SEOUL, South Korea — The liberal son of North Korean refugees faces the conservative daughter of a late dictator in South Korea’s presidential election Wednesday. For all their differences, they hold similar views on the need to engage with Pyongyang and other issues.
One big reason: Voters are deeply dissatisfied with current President Lee Myung-bak, including with his hardline stance on the country’s authoritarian rival to the north. Park Geun-hye, who belongs to Lee’s party, has had to tack to the center in her bid to become South Korea’s first woman president.
Polls showed Park and Moon Jae-in in a dead heat ahead of elections to lead Asia’s fourth-largest economy and an important U.S. security bulwark in the region.

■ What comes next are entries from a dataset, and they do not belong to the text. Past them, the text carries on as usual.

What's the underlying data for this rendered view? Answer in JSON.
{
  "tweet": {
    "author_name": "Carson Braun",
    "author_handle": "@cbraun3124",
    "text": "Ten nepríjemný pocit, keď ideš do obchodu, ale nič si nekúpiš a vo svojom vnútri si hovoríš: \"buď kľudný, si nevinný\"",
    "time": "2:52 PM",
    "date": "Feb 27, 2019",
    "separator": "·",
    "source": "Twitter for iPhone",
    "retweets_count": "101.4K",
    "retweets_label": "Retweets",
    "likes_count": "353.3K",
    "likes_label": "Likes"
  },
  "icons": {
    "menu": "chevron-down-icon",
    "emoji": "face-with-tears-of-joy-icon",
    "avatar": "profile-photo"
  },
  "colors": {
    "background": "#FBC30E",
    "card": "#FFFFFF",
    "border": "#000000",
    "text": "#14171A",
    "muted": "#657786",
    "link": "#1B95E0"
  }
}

There’s deepening worry about the economy and disgust over the alleged involvement of aides close to Lee in corruption scandals.